Thanks to grant from Liberty Prairie Foundation, we received the funds to build a high tunnel, movable hoop house for growing tomatoes in spring 2018. Our tomatoes had been suffering from a fungal disease called blight from cool, damp weather, spread by wind and found in soil.
Up until now, my strategy for handling blight was 1) use landscape fabric or mulch to prevent possibly fungal contaminated soil from splashing onto leaves when it rained. 2) removing yellowing leaves as soon as I saw them and practicing good hygiene (washing hands to prevent spread from disease plant to healthy one and 3) plant blight resistant varieties. There are a handful of heirlooms reported to have some blight resistance (Matt’s Wild Cherry was my hands down best) as well as a number of hybrids. In the end though, I feel like our tomato season continued to be cut short by blight, rather than the cool weather in fall.
We chose a portable hoop house design with a gothic frame. The arched roof with a peak sheds snow better than the half circle shaped hoop houses. Our design instruction came from Johnnys Seeds website. Per their design, most of the hardware and framing pieces can be found at local home improvement stores, using pieces such as 3/4″ conduit and the 1 1/4″ bars found on the top of chainlink fences. Johnnys sells a jig to assist in bending this straight pieces into the appropriate curve.
I had a busy spring planned, but thankfully I had the help of two horticulture students from CLC! In a weekend, Sarah, Char and I transformed our stack of steel into a 14×16′ high tunnel hoop house. Tools required included a chop saw for cutting the steel, a vice for crimping ends, a grinder for smoothing cuts, and a drill.
Covering the hoop house required some extra hands from the highway department staff and a very, very calm day. We used earth anchors and eye hooks (later to be replaced with lashing straps) to secure the hoop house, combating some fierce winds on our open, exposed property.
Inside the hoop house, we spread a shade cloth for some extra shielding from the hot sun of summer. The rows were outfitted with 1/2″ drip irrigation line and connected to a timer to automate the watering process.
The paths were lined with landscape fabric and string trellis hung from cables overhead. Training tomatoes up a string requires judicious pruning. Choosing tomatoes that grow with less branching makes for a neater growing habit indoors. We used compostable tomato clips from Johnnys to secure the vine to the string.
Our tomatoes grew wonderfully and no blight was observed for the first time in 4 years.
Lessons learned with the hoop house:
–Anchor the hoop house better than you think you need to! The wind really moves the house around–even eye bolts that feel secure one minute, come loose the next. We had two mishaps that caused damage to the hoop house from wind, so we continue to evaluate our anchoring. For repairs in torn plastic, I am using Clear Gorilla Tape.
–I bought a couple of greenhouse variety tomatoes from Home Depot, in addition to the varieties I had started by seed. No coincidence I think that I had army worms on my tomatoes for the first time ever! My theory is that they must have traveled home on my Home Depot plants as eggs.
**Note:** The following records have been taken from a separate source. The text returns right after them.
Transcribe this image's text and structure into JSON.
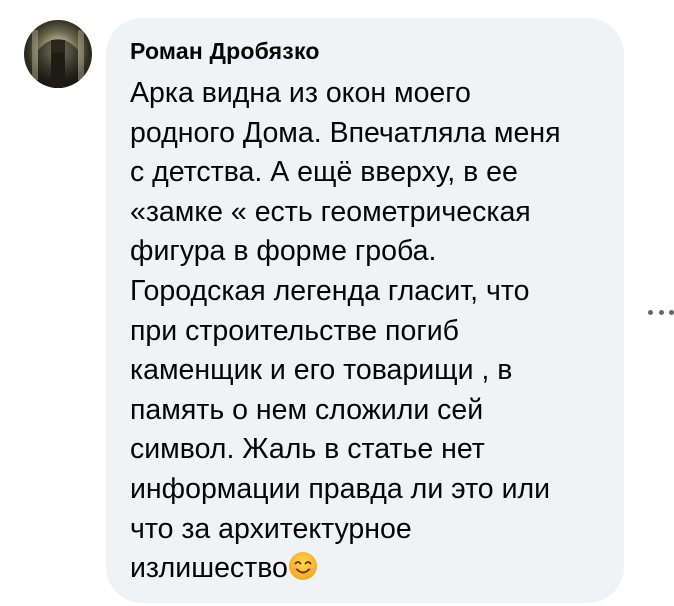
{
  "comment": {
    "author": "Роман Дробязко",
    "lines": [
      "Арка видна из окон моего",
      "родного Дома. Впечатляла меня",
      "с детства. А ещё вверху, в ее",
      "«замке « есть геометрическая",
      "фигура в форме гроба.",
      "Городская легенда гласит, что",
      "при строительстве погиб",
      "каменщик и его товарищи , в",
      "память о нем сложили сей",
      "символ. Жаль в статье нет",
      "информации правда ли это или",
      "что за архитектурное",
      "излишество"
    ],
    "emoji": "smiling-face-emoji"
  },
  "more_menu": {
    "icon": "more-horizontal-icon"
  },
  "colors": {
    "bubble": "#f0f2f5",
    "text": "#050505",
    "dots": "#65676b"
  }
}
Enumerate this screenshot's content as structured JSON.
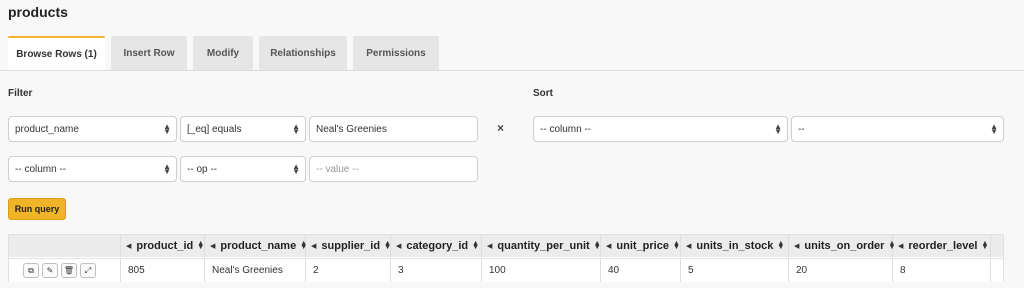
{
  "page": {
    "title": "products"
  },
  "tabs": [
    {
      "label": "Browse Rows (1)",
      "active": true
    },
    {
      "label": "Insert Row"
    },
    {
      "label": "Modify"
    },
    {
      "label": "Relationships"
    },
    {
      "label": "Permissions"
    }
  ],
  "filter": {
    "label": "Filter",
    "rows": [
      {
        "column": "product_name",
        "op": "[_eq] equals",
        "value": "Neal's Greenies"
      },
      {
        "column": "-- column --",
        "op": "-- op --",
        "value_placeholder": "-- value --"
      }
    ],
    "remove_symbol": "×"
  },
  "sort": {
    "label": "Sort",
    "column": "-- column --",
    "order": "--"
  },
  "run_query_label": "Run query",
  "table": {
    "columns": [
      "product_id",
      "product_name",
      "supplier_id",
      "category_id",
      "quantity_per_unit",
      "unit_price",
      "units_in_stock",
      "units_on_order",
      "reorder_level"
    ],
    "rows": [
      [
        "805",
        "Neal's Greenies",
        "2",
        "3",
        "100",
        "40",
        "5",
        "20",
        "8"
      ]
    ]
  },
  "row_actions": [
    "copy-icon",
    "edit-icon",
    "delete-icon",
    "expand-icon"
  ]
}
–Over ventilate rather than under. When in doubt, leave the doors cracked at the sides up because the hoop house can heat up quickly!
–Stay on top of pruning!
Thanks Liberty Prairie! Our hoop house jig is available to the community for use–just want to spread the food growing love! 💕